• _REQUIREMENT_
Without pictures, retype the following entries exactly.

• _TASK MATERIAL_
▬▬▬▬▬▬▬▬▬▬

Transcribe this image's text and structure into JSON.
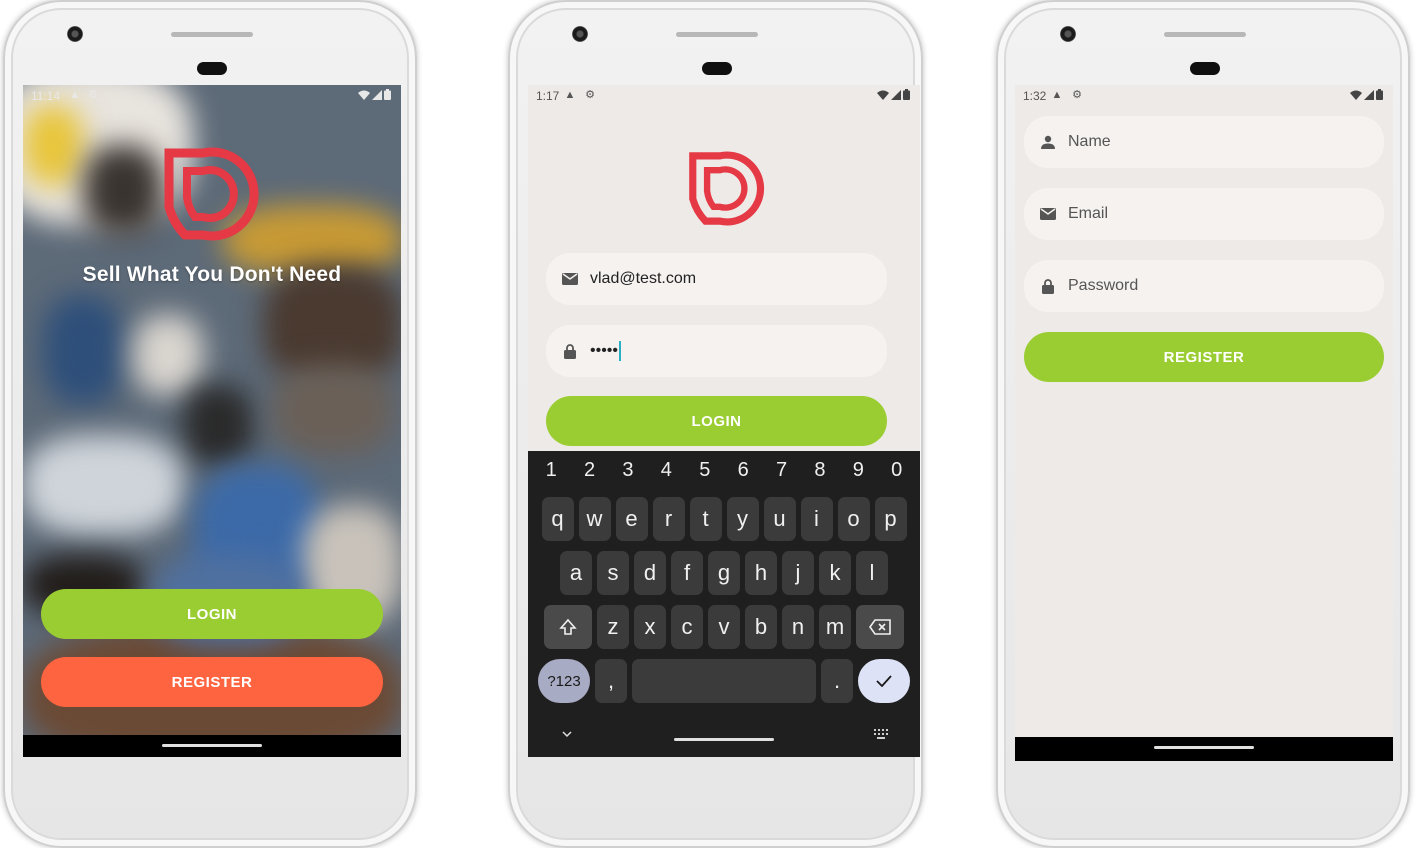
{
  "colors": {
    "green": "#9acd32",
    "orange": "#ff6440",
    "brand_red": "#e53946",
    "screen_bg": "#eeeae8",
    "field_bg": "#f6f2f0"
  },
  "welcome_screen": {
    "status_time": "11:14",
    "tagline": "Sell What You Don't Need",
    "login_label": "LOGIN",
    "register_label": "REGISTER"
  },
  "login_screen": {
    "status_time": "1:17",
    "email_value": "vlad@test.com",
    "password_value": "•••••",
    "login_label": "LOGIN",
    "keyboard": {
      "numbers": [
        "1",
        "2",
        "3",
        "4",
        "5",
        "6",
        "7",
        "8",
        "9",
        "0"
      ],
      "row1": [
        "q",
        "w",
        "e",
        "r",
        "t",
        "y",
        "u",
        "i",
        "o",
        "p"
      ],
      "row2": [
        "a",
        "s",
        "d",
        "f",
        "g",
        "h",
        "j",
        "k",
        "l"
      ],
      "row3": [
        "z",
        "x",
        "c",
        "v",
        "b",
        "n",
        "m"
      ],
      "symbols_key": "?123",
      "comma_key": ",",
      "period_key": "."
    }
  },
  "register_screen": {
    "status_time": "1:32",
    "name_placeholder": "Name",
    "email_placeholder": "Email",
    "password_placeholder": "Password",
    "register_label": "REGISTER"
  },
  "icons": [
    "camera-icon",
    "wifi-icon",
    "signal-icon",
    "battery-icon",
    "email-icon",
    "lock-icon",
    "person-icon",
    "shift-icon",
    "backspace-icon",
    "check-icon",
    "chevron-down-icon",
    "keyboard-icon"
  ]
}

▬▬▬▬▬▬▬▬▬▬

• _RESPONSE TO THE EXERCISE_
Transcribe this image's text and structure into JSON.
{
  "colors": {
    "green": "#9acd32",
    "orange": "#ff6440",
    "brand_red": "#e53946",
    "screen_bg": "#eeeae8",
    "field_bg": "#f6f2f0"
  },
  "welcome_screen": {
    "status_time": "11:14",
    "tagline": "Sell What You Don't Need",
    "login_label": "LOGIN",
    "register_label": "REGISTER"
  },
  "login_screen": {
    "status_time": "1:17",
    "email_value": "vlad@test.com",
    "password_value": "•••••",
    "login_label": "LOGIN",
    "keyboard": {
      "numbers": [
        "1",
        "2",
        "3",
        "4",
        "5",
        "6",
        "7",
        "8",
        "9",
        "0"
      ],
      "row1": [
        "q",
        "w",
        "e",
        "r",
        "t",
        "y",
        "u",
        "i",
        "o",
        "p"
      ],
      "row2": [
        "a",
        "s",
        "d",
        "f",
        "g",
        "h",
        "j",
        "k",
        "l"
      ],
      "row3": [
        "z",
        "x",
        "c",
        "v",
        "b",
        "n",
        "m"
      ],
      "symbols_key": "?123",
      "comma_key": ",",
      "period_key": "."
    }
  },
  "register_screen": {
    "status_time": "1:32",
    "name_placeholder": "Name",
    "email_placeholder": "Email",
    "password_placeholder": "Password",
    "register_label": "REGISTER"
  },
  "icons": [
    "camera-icon",
    "wifi-icon",
    "signal-icon",
    "battery-icon",
    "email-icon",
    "lock-icon",
    "person-icon",
    "shift-icon",
    "backspace-icon",
    "check-icon",
    "chevron-down-icon",
    "keyboard-icon"
  ]
}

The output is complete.